§ **WHAT YOU HAVE TO DO**
The entries that follow should be duplicated in full, without a single alteration.

+--

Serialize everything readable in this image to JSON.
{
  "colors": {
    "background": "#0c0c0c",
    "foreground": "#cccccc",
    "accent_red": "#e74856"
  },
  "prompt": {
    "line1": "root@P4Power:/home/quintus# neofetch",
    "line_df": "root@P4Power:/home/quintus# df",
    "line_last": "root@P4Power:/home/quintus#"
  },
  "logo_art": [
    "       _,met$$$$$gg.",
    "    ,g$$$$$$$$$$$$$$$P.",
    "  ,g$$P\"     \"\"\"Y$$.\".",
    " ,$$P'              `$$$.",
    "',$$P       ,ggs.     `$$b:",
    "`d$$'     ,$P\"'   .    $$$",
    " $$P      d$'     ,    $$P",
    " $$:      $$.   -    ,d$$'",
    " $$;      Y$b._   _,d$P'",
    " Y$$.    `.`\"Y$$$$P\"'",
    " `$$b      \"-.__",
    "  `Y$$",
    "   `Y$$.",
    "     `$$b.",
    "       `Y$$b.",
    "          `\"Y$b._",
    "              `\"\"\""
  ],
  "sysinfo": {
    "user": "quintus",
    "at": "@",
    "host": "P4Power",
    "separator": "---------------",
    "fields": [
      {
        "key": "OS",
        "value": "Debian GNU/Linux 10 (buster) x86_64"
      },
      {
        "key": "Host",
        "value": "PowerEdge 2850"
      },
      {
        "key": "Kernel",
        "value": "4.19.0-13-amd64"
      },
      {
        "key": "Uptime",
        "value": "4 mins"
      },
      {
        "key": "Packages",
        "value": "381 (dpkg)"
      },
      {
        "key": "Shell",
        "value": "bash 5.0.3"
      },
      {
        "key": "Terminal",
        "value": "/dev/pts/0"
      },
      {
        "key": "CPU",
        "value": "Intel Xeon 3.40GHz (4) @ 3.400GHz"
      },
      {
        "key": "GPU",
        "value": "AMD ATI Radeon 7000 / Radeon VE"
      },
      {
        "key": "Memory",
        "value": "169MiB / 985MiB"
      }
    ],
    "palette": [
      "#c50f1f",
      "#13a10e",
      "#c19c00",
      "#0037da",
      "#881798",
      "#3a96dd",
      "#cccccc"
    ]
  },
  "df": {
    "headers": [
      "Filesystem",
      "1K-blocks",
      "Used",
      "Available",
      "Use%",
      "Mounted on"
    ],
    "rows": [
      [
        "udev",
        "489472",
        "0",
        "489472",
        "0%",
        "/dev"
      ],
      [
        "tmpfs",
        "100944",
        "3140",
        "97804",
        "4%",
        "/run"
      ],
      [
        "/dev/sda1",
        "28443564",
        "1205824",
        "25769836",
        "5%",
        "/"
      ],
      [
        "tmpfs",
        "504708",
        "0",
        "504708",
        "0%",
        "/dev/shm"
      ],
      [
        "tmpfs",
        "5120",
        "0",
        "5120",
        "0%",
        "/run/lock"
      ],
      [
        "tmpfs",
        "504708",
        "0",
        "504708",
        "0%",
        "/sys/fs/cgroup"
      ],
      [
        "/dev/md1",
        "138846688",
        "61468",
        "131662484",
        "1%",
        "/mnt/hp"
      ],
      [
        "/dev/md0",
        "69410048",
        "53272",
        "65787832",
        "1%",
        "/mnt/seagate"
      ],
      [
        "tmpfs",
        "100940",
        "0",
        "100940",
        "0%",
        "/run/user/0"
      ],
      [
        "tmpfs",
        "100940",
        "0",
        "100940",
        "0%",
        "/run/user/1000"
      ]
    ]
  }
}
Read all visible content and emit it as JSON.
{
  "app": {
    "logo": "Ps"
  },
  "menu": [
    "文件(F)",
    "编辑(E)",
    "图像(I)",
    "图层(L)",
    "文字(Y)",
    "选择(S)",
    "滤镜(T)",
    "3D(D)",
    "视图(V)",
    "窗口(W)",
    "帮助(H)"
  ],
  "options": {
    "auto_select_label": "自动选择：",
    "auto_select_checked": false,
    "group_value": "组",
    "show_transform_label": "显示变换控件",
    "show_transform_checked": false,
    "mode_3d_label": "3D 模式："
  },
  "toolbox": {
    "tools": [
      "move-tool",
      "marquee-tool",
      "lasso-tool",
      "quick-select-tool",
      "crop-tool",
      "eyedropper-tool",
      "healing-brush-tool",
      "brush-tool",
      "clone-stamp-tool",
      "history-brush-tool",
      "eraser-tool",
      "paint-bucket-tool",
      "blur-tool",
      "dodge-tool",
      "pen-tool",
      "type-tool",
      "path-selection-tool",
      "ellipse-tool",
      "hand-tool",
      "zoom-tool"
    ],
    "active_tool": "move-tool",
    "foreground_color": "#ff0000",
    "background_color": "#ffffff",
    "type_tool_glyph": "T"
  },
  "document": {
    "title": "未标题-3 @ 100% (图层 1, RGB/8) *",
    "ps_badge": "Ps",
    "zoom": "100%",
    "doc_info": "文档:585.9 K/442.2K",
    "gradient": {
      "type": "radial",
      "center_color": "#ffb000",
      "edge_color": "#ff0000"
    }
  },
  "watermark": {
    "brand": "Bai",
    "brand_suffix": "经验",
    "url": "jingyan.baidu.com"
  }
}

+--

§ **TASK SOLUTION**
Serialize everything readable in this image to JSON.
{
  "colors": {
    "background": "#0c0c0c",
    "foreground": "#cccccc",
    "accent_red": "#e74856"
  },
  "prompt": {
    "line1": "root@P4Power:/home/quintus# neofetch",
    "line_df": "root@P4Power:/home/quintus# df",
    "line_last": "root@P4Power:/home/quintus#"
  },
  "logo_art": [
    "       _,met$$$$$gg.",
    "    ,g$$$$$$$$$$$$$$$P.",
    "  ,g$$P\"     \"\"\"Y$$.\".",
    " ,$$P'              `$$$.",
    "',$$P       ,ggs.     `$$b:",
    "`d$$'     ,$P\"'   .    $$$",
    " $$P      d$'     ,    $$P",
    " $$:      $$.   -    ,d$$'",
    " $$;      Y$b._   _,d$P'",
    " Y$$.    `.`\"Y$$$$P\"'",
    " `$$b      \"-.__",
    "  `Y$$",
    "   `Y$$.",
    "     `$$b.",
    "       `Y$$b.",
    "          `\"Y$b._",
    "              `\"\"\""
  ],
  "sysinfo": {
    "user": "quintus",
    "at": "@",
    "host": "P4Power",
    "separator": "---------------",
    "fields": [
      {
        "key": "OS",
        "value": "Debian GNU/Linux 10 (buster) x86_64"
      },
      {
        "key": "Host",
        "value": "PowerEdge 2850"
      },
      {
        "key": "Kernel",
        "value": "4.19.0-13-amd64"
      },
      {
        "key": "Uptime",
        "value": "4 mins"
      },
      {
        "key": "Packages",
        "value": "381 (dpkg)"
      },
      {
        "key": "Shell",
        "value": "bash 5.0.3"
      },
      {
        "key": "Terminal",
        "value": "/dev/pts/0"
      },
      {
        "key": "CPU",
        "value": "Intel Xeon 3.40GHz (4) @ 3.400GHz"
      },
      {
        "key": "GPU",
        "value": "AMD ATI Radeon 7000 / Radeon VE"
      },
      {
        "key": "Memory",
        "value": "169MiB / 985MiB"
      }
    ],
    "palette": [
      "#c50f1f",
      "#13a10e",
      "#c19c00",
      "#0037da",
      "#881798",
      "#3a96dd",
      "#cccccc"
    ]
  },
  "df": {
    "headers": [
      "Filesystem",
      "1K-blocks",
      "Used",
      "Available",
      "Use%",
      "Mounted on"
    ],
    "rows": [
      [
        "udev",
        "489472",
        "0",
        "489472",
        "0%",
        "/dev"
      ],
      [
        "tmpfs",
        "100944",
        "3140",
        "97804",
        "4%",
        "/run"
      ],
      [
        "/dev/sda1",
        "28443564",
        "1205824",
        "25769836",
        "5%",
        "/"
      ],
      [
        "tmpfs",
        "504708",
        "0",
        "504708",
        "0%",
        "/dev/shm"
      ],
      [
        "tmpfs",
        "5120",
        "0",
        "5120",
        "0%",
        "/run/lock"
      ],
      [
        "tmpfs",
        "504708",
        "0",
        "504708",
        "0%",
        "/sys/fs/cgroup"
      ],
      [
        "/dev/md1",
        "138846688",
        "61468",
        "131662484",
        "1%",
        "/mnt/hp"
      ],
      [
        "/dev/md0",
        "69410048",
        "53272",
        "65787832",
        "1%",
        "/mnt/seagate"
      ],
      [
        "tmpfs",
        "100940",
        "0",
        "100940",
        "0%",
        "/run/user/0"
      ],
      [
        "tmpfs",
        "100940",
        "0",
        "100940",
        "0%",
        "/run/user/1000"
      ]
    ]
  }
}
Read all visible content and emit it as JSON.
{
  "app": {
    "logo": "Ps"
  },
  "menu": [
    "文件(F)",
    "编辑(E)",
    "图像(I)",
    "图层(L)",
    "文字(Y)",
    "选择(S)",
    "滤镜(T)",
    "3D(D)",
    "视图(V)",
    "窗口(W)",
    "帮助(H)"
  ],
  "options": {
    "auto_select_label": "自动选择：",
    "auto_select_checked": false,
    "group_value": "组",
    "show_transform_label": "显示变换控件",
    "show_transform_checked": false,
    "mode_3d_label": "3D 模式："
  },
  "toolbox": {
    "tools": [
      "move-tool",
      "marquee-tool",
      "lasso-tool",
      "quick-select-tool",
      "crop-tool",
      "eyedropper-tool",
      "healing-brush-tool",
      "brush-tool",
      "clone-stamp-tool",
      "history-brush-tool",
      "eraser-tool",
      "paint-bucket-tool",
      "blur-tool",
      "dodge-tool",
      "pen-tool",
      "type-tool",
      "path-selection-tool",
      "ellipse-tool",
      "hand-tool",
      "zoom-tool"
    ],
    "active_tool": "move-tool",
    "foreground_color": "#ff0000",
    "background_color": "#ffffff",
    "type_tool_glyph": "T"
  },
  "document": {
    "title": "未标题-3 @ 100% (图层 1, RGB/8) *",
    "ps_badge": "Ps",
    "zoom": "100%",
    "doc_info": "文档:585.9 K/442.2K",
    "gradient": {
      "type": "radial",
      "center_color": "#ffb000",
      "edge_color": "#ff0000"
    }
  },
  "watermark": {
    "brand": "Bai",
    "brand_suffix": "经验",
    "url": "jingyan.baidu.com"
  }
}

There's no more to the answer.